“Results from the first two years have been a little ambiguous,” said Fish Biologist Craig Ellsworth. “The data collected so far have yet to show an increase in bugs that we believe are related to the bug flow experiment.”

A large increase in the caddisfly population measured on the river in 2018 was initially attributed to the 2018 bug flow experiment, Ellsworth explained. But because these caddisflies have a one-year lifecycle, they had actually emerged from eggs laid in 2017, the year before bug flows started.

At the same time, water conditions in Grand Canyon were unusually clear during the fall and winter of 2017-18. This complicates the story that poor egg-laying conditions, and not some other factor, are to blame for the shrinking caddisfly populations in Grand Canyon.

The number of bugs collected during last year’s experiment returned to pre-bug flow levels. This could be an indication that other factors, such as the muddiness of the river following winter and summer storms, may have a stronger effect on bug populations than hydropower impacts do.

“The scientists want to conduct this experiment for at least three consecutive years to allow the numbers of aquatic insects to grow over time, kind of like compounding interest at the bank, which we hope will give us a strong signal to interpret whether the experiment was a success or not,” said Fish Biologist Shane Capron. “If successful, this offers us another tool to improve the productivity of the river below Glen Canyon Dam.”

The sampling cycle
The evolving COVID-19 pandemic and response has affected researchers’ ability to monitor the experiment. Specifically, light trapping—a way of catching insects for scientific study—is conducted by river guides and other people rafting down the Grand Canyon as citizen scientists. The closure of Grand Canyon National Park delayed this year’s citizen-scientist sampling by a few weeks.

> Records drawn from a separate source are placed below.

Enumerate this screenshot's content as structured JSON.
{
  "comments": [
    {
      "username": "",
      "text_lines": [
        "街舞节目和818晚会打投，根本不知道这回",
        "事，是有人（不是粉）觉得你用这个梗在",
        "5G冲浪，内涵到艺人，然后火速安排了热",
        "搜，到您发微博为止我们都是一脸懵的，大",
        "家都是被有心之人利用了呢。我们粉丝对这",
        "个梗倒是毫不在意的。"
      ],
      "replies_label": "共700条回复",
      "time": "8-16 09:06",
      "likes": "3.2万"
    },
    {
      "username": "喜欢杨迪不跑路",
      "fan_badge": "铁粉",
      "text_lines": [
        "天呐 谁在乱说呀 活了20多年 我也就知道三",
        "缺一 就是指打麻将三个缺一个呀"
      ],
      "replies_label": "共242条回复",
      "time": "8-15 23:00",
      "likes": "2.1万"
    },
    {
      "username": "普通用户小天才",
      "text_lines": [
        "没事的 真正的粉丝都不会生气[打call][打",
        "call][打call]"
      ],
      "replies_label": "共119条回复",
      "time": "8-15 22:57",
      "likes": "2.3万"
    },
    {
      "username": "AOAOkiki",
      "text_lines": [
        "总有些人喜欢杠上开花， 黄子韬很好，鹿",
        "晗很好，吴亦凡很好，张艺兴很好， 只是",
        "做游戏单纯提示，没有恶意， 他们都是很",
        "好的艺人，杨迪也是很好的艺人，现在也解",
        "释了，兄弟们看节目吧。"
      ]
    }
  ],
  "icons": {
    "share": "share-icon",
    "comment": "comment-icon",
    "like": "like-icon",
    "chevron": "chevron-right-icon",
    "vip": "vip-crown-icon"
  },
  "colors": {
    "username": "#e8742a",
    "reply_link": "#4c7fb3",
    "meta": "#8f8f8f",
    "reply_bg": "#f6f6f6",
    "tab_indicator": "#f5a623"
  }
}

However, the delay shouldn’t put a damper on the overall study. “Even if these light trap and other sampling activities begin later than usual, they will still provide valuable data to assess the experiment,” said Ellsworth.

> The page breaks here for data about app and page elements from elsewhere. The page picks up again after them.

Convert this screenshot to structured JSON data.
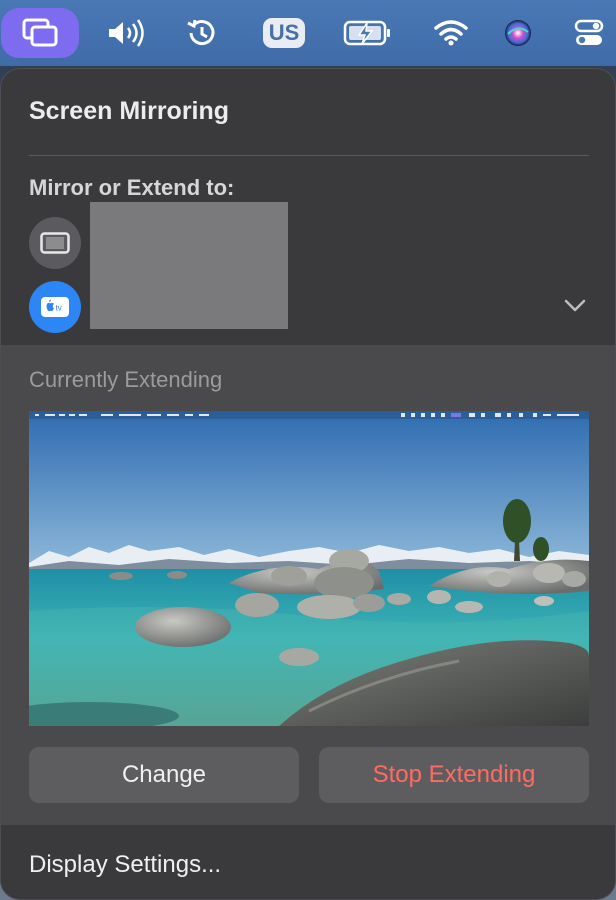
{
  "menubar": {
    "items": [
      {
        "icon": "screen-mirroring-icon"
      },
      {
        "icon": "volume-icon"
      },
      {
        "icon": "time-machine-icon"
      },
      {
        "icon": "input-source-icon",
        "label": "US"
      },
      {
        "icon": "battery-charging-icon"
      },
      {
        "icon": "wifi-icon"
      },
      {
        "icon": "siri-icon"
      },
      {
        "icon": "control-center-icon"
      }
    ],
    "active_color": "#7d6bf0"
  },
  "panel": {
    "title": "Screen Mirroring",
    "mirror_label": "Mirror or Extend to:",
    "devices": [
      {
        "icon": "ipad-icon"
      },
      {
        "icon": "apple-tv-icon",
        "badge": "tv"
      }
    ],
    "currently_label": "Currently Extending",
    "change_label": "Change",
    "stop_label": "Stop Extending",
    "footer_label": "Display Settings...",
    "accent": "#2d86f5",
    "stop_color": "#ff6b63"
  }
}
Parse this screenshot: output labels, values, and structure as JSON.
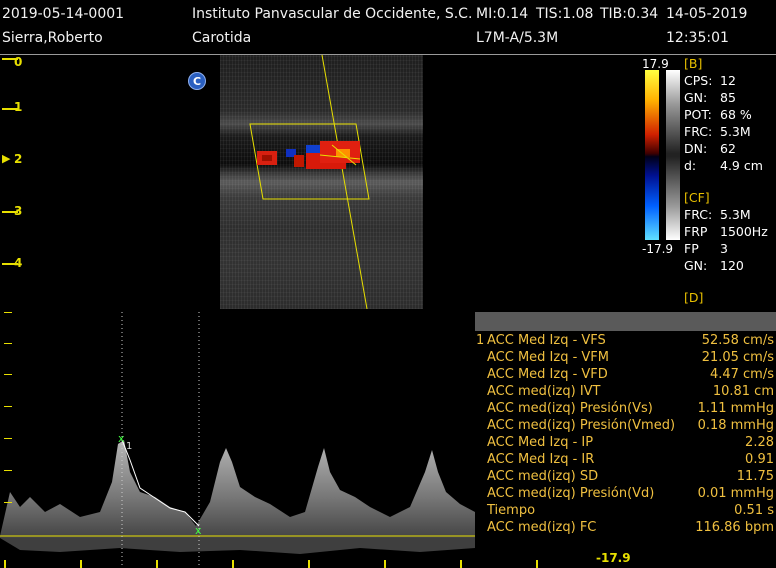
{
  "header": {
    "exam_id": "2019-05-14-0001",
    "institution": "Instituto Panvascular de Occidente, S.C.",
    "mi": "MI:0.14",
    "tis": "TIS:1.08",
    "tib": "TIB:0.34",
    "date": "14-05-2019",
    "patient": "Sierra,Roberto",
    "study": "Carotida",
    "probe": "L7M-A/5.3M",
    "time": "12:35:01"
  },
  "depth_scale": [
    "0",
    "1",
    "2",
    "3",
    "4"
  ],
  "mode_badge": "C",
  "color_scale": {
    "max": "17.9",
    "min": "-17.9"
  },
  "params": {
    "b_section": "[B]",
    "b": [
      {
        "label": "CPS:",
        "value": "12"
      },
      {
        "label": "GN:",
        "value": "85"
      },
      {
        "label": "POT:",
        "value": "68 %"
      },
      {
        "label": "FRC:",
        "value": "5.3M"
      },
      {
        "label": "DN:",
        "value": "62"
      },
      {
        "label": "d:",
        "value": "4.9 cm"
      }
    ],
    "cf_section": "[CF]",
    "cf": [
      {
        "label": "FRC:",
        "value": "5.3M"
      },
      {
        "label": "FRP",
        "value": "1500Hz"
      },
      {
        "label": "FP",
        "value": "3"
      },
      {
        "label": "GN:",
        "value": "120"
      }
    ],
    "d_section": "[D]"
  },
  "measurements": [
    {
      "num": "1",
      "label": "ACC  Med Izq - VFS",
      "value": "52.58 cm/s"
    },
    {
      "num": "",
      "label": "ACC Med Izq - VFM",
      "value": "21.05 cm/s"
    },
    {
      "num": "",
      "label": "ACC Med Izq - VFD",
      "value": "4.47 cm/s"
    },
    {
      "num": "",
      "label": "ACC med(izq) IVT",
      "value": "10.81 cm"
    },
    {
      "num": "",
      "label": "ACC med(izq) Presión(Vs)",
      "value": "1.11 mmHg"
    },
    {
      "num": "",
      "label": "ACC med(izq) Presión(Vmed)",
      "value": "0.18 mmHg"
    },
    {
      "num": "",
      "label": "ACC Med Izq - IP",
      "value": "2.28"
    },
    {
      "num": "",
      "label": "ACC Med Izq - IR",
      "value": "0.91"
    },
    {
      "num": "",
      "label": "ACC med(izq) SD",
      "value": "11.75"
    },
    {
      "num": "",
      "label": "ACC med(izq) Presión(Vd)",
      "value": "0.01 mmHg"
    },
    {
      "num": "",
      "label": "Tiempo",
      "value": "0.51 s"
    },
    {
      "num": "",
      "label": "ACC med(izq) FC",
      "value": "116.86 bpm"
    }
  ],
  "doppler": {
    "cursor_label": "1",
    "velocity_min_label": "-17.9"
  },
  "colors": {
    "accent_yellow": "#e8e000",
    "measure_text": "#f0c040",
    "cursor_green": "#40ff40"
  }
}
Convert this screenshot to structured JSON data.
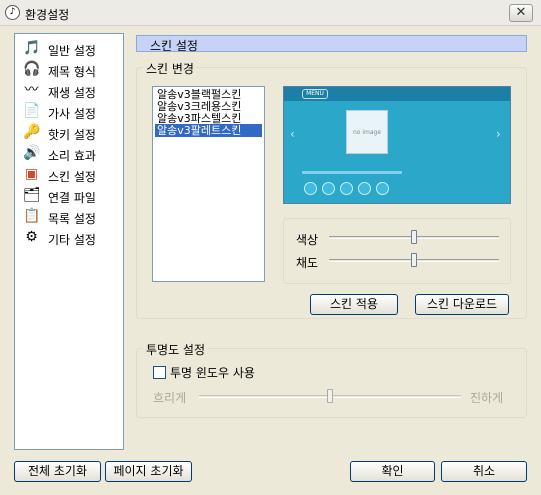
{
  "window": {
    "title": "환경설정",
    "close_glyph": "✕"
  },
  "nav": {
    "items": [
      {
        "label": "일반 설정",
        "icon": "general-icon",
        "glyph": "🎵"
      },
      {
        "label": "제목 형식",
        "icon": "title-format-icon",
        "glyph": "🎧"
      },
      {
        "label": "재생 설정",
        "icon": "playback-icon",
        "glyph": "〰"
      },
      {
        "label": "가사 설정",
        "icon": "lyrics-icon",
        "glyph": "📄"
      },
      {
        "label": "핫키 설정",
        "icon": "hotkey-icon",
        "glyph": "🔑"
      },
      {
        "label": "소리 효과",
        "icon": "sound-effect-icon",
        "glyph": "🔊"
      },
      {
        "label": "스킨 설정",
        "icon": "skin-icon",
        "glyph": "▣"
      },
      {
        "label": "연결 파일",
        "icon": "file-association-icon",
        "glyph": "🗂"
      },
      {
        "label": "목록 설정",
        "icon": "playlist-icon",
        "glyph": "📋"
      },
      {
        "label": "기타 설정",
        "icon": "etc-icon",
        "glyph": "⚙"
      }
    ],
    "selected_index": 6
  },
  "section": {
    "title": "스킨 설정"
  },
  "skin_change": {
    "group_title": "스킨 변경",
    "skins": [
      "알송v3블랙펄스킨",
      "알송v3크레용스킨",
      "알송v3파스텔스킨",
      "알송v3팔레트스킨"
    ],
    "selected_index": 3,
    "preview": {
      "menu_label": "MENU",
      "no_image_label": "no image"
    },
    "color_label": "색상",
    "saturation_label": "채도",
    "color_level": 0.5,
    "saturation_level": 0.5,
    "apply_button": "스킨 적용",
    "download_button": "스킨 다운로드"
  },
  "transparency": {
    "group_title": "투명도 설정",
    "checkbox_label": "투명 윈도우 사용",
    "checked": false,
    "left_label": "흐리게",
    "right_label": "진하게",
    "level": 0.5
  },
  "footer": {
    "reset_all": "전체 초기화",
    "reset_page": "페이지 초기화",
    "ok": "확인",
    "cancel": "취소"
  }
}
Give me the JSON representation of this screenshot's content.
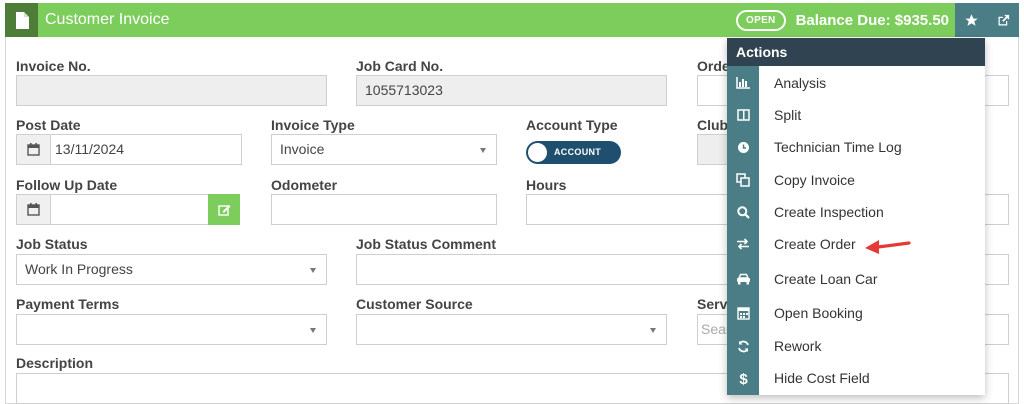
{
  "header": {
    "title": "Customer Invoice",
    "status": "OPEN",
    "balance": "Balance Due: $935.50",
    "icons": {
      "document": "document-icon",
      "favorite": "star-icon",
      "popout": "external-link-icon"
    }
  },
  "form": {
    "invoice_no": {
      "label": "Invoice No.",
      "value": ""
    },
    "job_card_no": {
      "label": "Job Card No.",
      "value": "1055713023"
    },
    "order_label": "Orde",
    "post_date": {
      "label": "Post Date",
      "value": "13/11/2024"
    },
    "invoice_type": {
      "label": "Invoice Type",
      "value": "Invoice"
    },
    "account_type": {
      "label": "Account Type",
      "value": "ACCOUNT"
    },
    "club_label": "Club",
    "follow_up_date": {
      "label": "Follow Up Date",
      "value": ""
    },
    "odometer": {
      "label": "Odometer",
      "value": ""
    },
    "hours": {
      "label": "Hours",
      "value": ""
    },
    "job_status": {
      "label": "Job Status",
      "value": "Work In Progress"
    },
    "job_status_comment": {
      "label": "Job Status Comment",
      "value": ""
    },
    "payment_terms": {
      "label": "Payment Terms",
      "value": ""
    },
    "customer_source": {
      "label": "Customer Source",
      "value": ""
    },
    "serv_label": "Serv",
    "serv_placeholder": "Sear",
    "description": {
      "label": "Description",
      "value": ""
    }
  },
  "actions_menu": {
    "title": "Actions",
    "items": [
      {
        "label": "Analysis",
        "icon": "bar-chart-icon"
      },
      {
        "label": "Split",
        "icon": "columns-icon"
      },
      {
        "label": "Technician Time Log",
        "icon": "clock-icon"
      },
      {
        "label": "Copy Invoice",
        "icon": "copy-icon"
      },
      {
        "label": "Create Inspection",
        "icon": "search-icon"
      },
      {
        "label": "Create Order",
        "icon": "exchange-icon"
      },
      {
        "label": "Create Loan Car",
        "icon": "car-icon"
      },
      {
        "label": "Open Booking",
        "icon": "calendar-icon"
      },
      {
        "label": "Rework",
        "icon": "refresh-icon"
      },
      {
        "label": "Hide Cost Field",
        "icon": "dollar-icon"
      }
    ]
  },
  "colors": {
    "header_green": "#7dcd5c",
    "header_dark": "#4d7d37",
    "menu_head": "#2f4350",
    "menu_rail": "#4a7d86",
    "toggle": "#1f4f6e",
    "arrow": "#e53935"
  }
}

Because of the one-year lifecycle of most of the bugs in the canyon, assessing any improvements in egg survival due to this year’s experiment would be done through monitoring the bug populations that are produced next year.

The U.S. Geological Survey has been in discussions with Grand Canyon National Park looking for other innovative ways of collecting light-trap samples. If approved, it would yield some monitoring coverage when access to the park is limited.

Solving for ecological success
The decision to conduct a third year of bug flow experiments was based on input from a collaboration including WAPA, Reclamation, the USGS, the National Park Service, the Fish and Wildlife Service and the Bureau of Indian Affairs. The team also receives input from the Arizona Game and Fish Department, the Upper Colorado River Commission and all seven of the Colorado River Basin States.

The experiments are meant to benefit the Colorado River ecosystem through the Grand Canyon while meeting water delivery requirements and minimizing negative impacts to hydropower production.

“By directly experimenting with flows, researchers gain valuable insights about the aquatic ecosystem in the Grand Canyon,” said Capron. “Beyond the potential benefits to bugs and the wildlife that relies on them, this third year of bug flows will increase our knowledge base, enabling better future decision making on Glen Canyon Dam operations.”

Note: Barendsen is a public affairs specialist.

Follow the Bug Flow experiment on the Glen Canyon Adaptive Management Program’s wiki. Visit and search for “bugflow”.​

Three scientists huddle over some bugs in a container in mountainous terrain

Citizen scientists use a light trap to assess aquatic insects in the Grand Canyon. (Photo courtesy of the U.S. Geological Survey and Freshwaters Illustrated.)

A chart showing the Non-Experimental Release and Bugflow Release levels from Glen Canyon Dam over time. The levels correlate.

Moving water from the weekend to the weekday—when electrical demand is higher and power is more valuable—helped offset the cost of the experiment.

Last modified on March 6th, 2024